B.A. Some combination of engineering and business with an emphasis on engineering is the best suggestion I can give. You can pick up the business, but the engineering is just too complex to acquire on the job. I do not believe there is an "ideal" curriculum that one can follow to prepare for this work.
J.B. Have there been surprises in your education and career history?
B.A. Mostly I find that hard work pays off in achievement and self-actualization. Surprises do occur but they are rare.
J.B. What is your family life like? What leisure time activities do you do for fun?
B.A. My wife and I like to travel both in our airplane around this continent and on commercial tours elsewhere. I have been building an airplane in our garage for the past four years, which I hope to complete by December. Occasionally we fly in a cross-country air race and the design is being modified to be compatible with that activity. We like to go to the theater several times a year. There really isn't any time for much more than a long talk over breakfast on Sunday mornings.
J.B. What advice can you offer to young scientists and engineers?
B.A. Always strive for excellence, accept reasonable risk and never give up.

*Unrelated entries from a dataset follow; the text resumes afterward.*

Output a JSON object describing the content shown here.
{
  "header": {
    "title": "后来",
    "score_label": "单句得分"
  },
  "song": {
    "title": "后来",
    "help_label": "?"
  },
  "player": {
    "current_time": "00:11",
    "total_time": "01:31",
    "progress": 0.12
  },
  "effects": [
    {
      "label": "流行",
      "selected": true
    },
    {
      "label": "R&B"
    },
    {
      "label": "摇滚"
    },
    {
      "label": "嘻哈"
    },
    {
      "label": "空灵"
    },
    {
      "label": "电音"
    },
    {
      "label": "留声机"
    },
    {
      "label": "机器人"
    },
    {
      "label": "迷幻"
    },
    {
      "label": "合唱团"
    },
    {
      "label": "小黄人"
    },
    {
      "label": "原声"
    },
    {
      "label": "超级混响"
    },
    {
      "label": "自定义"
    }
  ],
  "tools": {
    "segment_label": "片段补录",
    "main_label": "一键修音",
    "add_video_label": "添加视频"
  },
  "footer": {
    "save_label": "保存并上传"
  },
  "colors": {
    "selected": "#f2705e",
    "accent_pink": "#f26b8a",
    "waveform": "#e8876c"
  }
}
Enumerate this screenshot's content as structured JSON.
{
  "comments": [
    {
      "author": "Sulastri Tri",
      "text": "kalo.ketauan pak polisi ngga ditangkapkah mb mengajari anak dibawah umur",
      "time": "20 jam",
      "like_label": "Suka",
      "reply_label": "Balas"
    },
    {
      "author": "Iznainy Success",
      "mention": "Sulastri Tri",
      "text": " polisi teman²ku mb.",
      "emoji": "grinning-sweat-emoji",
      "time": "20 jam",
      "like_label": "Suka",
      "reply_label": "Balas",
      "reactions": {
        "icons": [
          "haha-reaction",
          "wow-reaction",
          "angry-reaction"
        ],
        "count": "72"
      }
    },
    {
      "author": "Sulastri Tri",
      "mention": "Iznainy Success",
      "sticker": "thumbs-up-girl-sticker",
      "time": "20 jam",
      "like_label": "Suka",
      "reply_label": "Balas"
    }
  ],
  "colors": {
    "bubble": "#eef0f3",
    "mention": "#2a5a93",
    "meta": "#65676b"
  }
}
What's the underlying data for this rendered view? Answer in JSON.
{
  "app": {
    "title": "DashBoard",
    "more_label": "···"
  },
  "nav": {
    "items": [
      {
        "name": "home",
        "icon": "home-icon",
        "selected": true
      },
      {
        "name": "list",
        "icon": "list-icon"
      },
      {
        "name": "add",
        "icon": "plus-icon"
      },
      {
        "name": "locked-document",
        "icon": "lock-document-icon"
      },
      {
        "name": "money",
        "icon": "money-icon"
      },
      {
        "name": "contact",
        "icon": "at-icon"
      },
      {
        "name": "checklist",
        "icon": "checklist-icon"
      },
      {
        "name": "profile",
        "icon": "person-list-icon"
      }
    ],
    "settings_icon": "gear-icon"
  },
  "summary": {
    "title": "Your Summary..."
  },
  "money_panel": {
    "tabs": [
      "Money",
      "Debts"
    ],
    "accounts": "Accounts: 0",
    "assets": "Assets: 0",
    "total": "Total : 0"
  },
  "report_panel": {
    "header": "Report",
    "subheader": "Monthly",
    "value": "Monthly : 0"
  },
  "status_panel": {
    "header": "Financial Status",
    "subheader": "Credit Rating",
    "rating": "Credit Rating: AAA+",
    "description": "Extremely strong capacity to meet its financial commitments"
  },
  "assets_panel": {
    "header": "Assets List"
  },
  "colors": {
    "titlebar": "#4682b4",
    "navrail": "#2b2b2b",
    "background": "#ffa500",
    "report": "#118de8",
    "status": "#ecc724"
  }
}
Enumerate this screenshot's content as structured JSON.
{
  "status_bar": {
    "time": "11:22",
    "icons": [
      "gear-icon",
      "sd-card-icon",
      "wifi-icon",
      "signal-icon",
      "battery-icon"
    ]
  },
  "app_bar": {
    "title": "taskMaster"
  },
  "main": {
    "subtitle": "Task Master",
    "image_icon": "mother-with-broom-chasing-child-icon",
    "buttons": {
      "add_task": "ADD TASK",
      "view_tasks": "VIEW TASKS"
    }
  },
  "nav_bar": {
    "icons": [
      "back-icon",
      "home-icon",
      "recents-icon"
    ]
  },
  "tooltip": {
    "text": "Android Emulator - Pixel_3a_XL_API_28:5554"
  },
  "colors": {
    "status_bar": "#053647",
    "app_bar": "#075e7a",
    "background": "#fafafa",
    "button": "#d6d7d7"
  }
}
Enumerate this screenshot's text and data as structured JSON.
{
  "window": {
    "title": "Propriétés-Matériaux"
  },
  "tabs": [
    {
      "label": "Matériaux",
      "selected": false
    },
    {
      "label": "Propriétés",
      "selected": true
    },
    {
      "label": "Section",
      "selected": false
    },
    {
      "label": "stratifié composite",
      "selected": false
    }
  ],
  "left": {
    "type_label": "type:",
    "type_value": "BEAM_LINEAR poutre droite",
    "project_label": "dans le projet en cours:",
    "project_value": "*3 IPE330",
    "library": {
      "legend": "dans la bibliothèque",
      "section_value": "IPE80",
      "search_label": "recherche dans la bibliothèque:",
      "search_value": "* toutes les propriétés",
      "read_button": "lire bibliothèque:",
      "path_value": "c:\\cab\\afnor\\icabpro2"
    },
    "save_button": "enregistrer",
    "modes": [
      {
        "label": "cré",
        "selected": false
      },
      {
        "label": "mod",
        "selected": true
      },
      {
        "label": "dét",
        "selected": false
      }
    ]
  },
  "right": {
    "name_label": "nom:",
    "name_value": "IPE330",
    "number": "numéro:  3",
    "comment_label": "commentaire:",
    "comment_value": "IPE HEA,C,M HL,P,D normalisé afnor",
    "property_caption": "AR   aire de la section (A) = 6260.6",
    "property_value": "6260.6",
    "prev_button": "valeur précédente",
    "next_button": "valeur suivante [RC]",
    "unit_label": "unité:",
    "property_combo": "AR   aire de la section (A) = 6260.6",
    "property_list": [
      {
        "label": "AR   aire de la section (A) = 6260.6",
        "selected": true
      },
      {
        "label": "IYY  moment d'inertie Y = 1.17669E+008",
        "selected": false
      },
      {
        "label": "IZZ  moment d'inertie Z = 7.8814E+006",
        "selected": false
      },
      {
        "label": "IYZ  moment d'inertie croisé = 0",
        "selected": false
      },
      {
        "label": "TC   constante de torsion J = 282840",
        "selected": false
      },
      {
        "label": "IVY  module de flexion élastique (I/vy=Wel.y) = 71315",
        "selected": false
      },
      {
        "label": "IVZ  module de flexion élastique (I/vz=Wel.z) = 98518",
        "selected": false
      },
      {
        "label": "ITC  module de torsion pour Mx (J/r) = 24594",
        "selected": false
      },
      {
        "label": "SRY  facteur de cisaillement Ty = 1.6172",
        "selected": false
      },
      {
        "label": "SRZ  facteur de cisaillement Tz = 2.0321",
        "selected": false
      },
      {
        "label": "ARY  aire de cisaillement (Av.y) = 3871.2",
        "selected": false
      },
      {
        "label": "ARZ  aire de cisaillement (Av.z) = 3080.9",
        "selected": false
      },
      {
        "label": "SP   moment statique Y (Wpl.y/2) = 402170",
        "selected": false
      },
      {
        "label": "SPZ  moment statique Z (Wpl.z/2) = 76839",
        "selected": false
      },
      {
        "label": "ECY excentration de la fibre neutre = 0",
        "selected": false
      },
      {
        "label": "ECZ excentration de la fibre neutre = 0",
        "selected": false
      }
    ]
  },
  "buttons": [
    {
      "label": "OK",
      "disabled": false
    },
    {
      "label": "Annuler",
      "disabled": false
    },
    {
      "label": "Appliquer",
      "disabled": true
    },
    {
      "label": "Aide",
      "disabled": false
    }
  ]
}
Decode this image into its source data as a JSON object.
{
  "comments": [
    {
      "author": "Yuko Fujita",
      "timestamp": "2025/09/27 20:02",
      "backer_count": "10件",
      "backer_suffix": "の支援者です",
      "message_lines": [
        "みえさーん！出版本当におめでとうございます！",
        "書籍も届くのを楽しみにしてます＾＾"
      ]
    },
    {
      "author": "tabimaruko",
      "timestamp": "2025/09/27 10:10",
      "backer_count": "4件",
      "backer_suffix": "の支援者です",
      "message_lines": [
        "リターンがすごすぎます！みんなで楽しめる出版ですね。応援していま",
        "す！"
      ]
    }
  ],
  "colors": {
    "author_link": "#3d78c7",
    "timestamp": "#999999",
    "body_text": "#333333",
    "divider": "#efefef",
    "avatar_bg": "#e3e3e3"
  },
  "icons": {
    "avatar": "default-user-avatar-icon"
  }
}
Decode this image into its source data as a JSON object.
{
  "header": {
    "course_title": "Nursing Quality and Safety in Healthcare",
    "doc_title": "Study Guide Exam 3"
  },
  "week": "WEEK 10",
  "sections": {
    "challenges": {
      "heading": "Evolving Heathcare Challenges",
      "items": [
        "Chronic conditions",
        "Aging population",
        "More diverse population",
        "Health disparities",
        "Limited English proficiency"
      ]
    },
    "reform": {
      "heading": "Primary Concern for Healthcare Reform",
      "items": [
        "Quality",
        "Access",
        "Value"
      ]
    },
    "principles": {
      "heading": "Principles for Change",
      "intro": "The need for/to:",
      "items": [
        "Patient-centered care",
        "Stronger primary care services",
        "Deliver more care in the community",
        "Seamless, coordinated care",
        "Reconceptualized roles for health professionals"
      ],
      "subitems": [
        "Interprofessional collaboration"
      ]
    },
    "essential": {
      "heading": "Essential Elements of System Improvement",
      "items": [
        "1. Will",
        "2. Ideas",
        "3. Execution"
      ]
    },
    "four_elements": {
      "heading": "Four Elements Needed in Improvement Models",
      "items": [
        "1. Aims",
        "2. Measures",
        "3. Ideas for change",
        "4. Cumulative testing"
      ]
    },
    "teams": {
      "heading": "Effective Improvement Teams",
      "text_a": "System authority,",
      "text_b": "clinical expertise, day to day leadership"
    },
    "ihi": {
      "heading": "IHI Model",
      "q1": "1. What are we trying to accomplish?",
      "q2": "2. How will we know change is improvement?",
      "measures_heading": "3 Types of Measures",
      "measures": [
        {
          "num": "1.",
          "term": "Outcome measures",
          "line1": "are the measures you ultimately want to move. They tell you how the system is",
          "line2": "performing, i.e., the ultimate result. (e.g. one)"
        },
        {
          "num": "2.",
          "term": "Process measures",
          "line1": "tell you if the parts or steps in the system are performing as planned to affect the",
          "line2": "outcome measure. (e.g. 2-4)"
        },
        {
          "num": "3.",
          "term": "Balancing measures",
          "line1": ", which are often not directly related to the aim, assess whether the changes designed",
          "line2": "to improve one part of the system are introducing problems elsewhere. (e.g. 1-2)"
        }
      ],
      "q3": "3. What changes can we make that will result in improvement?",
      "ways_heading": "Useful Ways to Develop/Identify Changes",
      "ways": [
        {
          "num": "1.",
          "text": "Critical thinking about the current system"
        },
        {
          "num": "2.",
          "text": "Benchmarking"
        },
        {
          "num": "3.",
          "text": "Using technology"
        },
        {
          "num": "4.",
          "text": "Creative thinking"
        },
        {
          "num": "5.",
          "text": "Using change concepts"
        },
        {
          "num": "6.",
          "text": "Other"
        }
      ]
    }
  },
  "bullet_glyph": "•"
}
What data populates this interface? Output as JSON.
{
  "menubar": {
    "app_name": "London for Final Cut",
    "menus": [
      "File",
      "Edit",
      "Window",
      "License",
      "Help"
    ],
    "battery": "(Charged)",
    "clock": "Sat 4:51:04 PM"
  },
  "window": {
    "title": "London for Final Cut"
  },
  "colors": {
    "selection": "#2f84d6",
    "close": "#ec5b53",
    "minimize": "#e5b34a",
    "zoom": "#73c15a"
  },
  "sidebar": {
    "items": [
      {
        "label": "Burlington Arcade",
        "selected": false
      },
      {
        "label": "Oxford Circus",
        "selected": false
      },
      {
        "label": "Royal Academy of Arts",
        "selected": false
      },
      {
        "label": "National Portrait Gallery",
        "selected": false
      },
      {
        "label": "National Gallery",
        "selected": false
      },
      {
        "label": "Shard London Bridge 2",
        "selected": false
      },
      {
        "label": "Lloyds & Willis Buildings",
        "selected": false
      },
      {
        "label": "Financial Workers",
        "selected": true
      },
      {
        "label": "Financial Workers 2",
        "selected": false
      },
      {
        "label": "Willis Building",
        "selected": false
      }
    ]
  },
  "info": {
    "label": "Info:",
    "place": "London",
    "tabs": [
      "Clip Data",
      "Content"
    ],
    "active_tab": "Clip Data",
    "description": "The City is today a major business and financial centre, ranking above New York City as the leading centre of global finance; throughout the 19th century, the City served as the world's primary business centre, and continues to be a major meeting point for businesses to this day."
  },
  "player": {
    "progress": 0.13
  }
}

J.B. Are there keys to success that you would like to share?
B.A. Education is the key.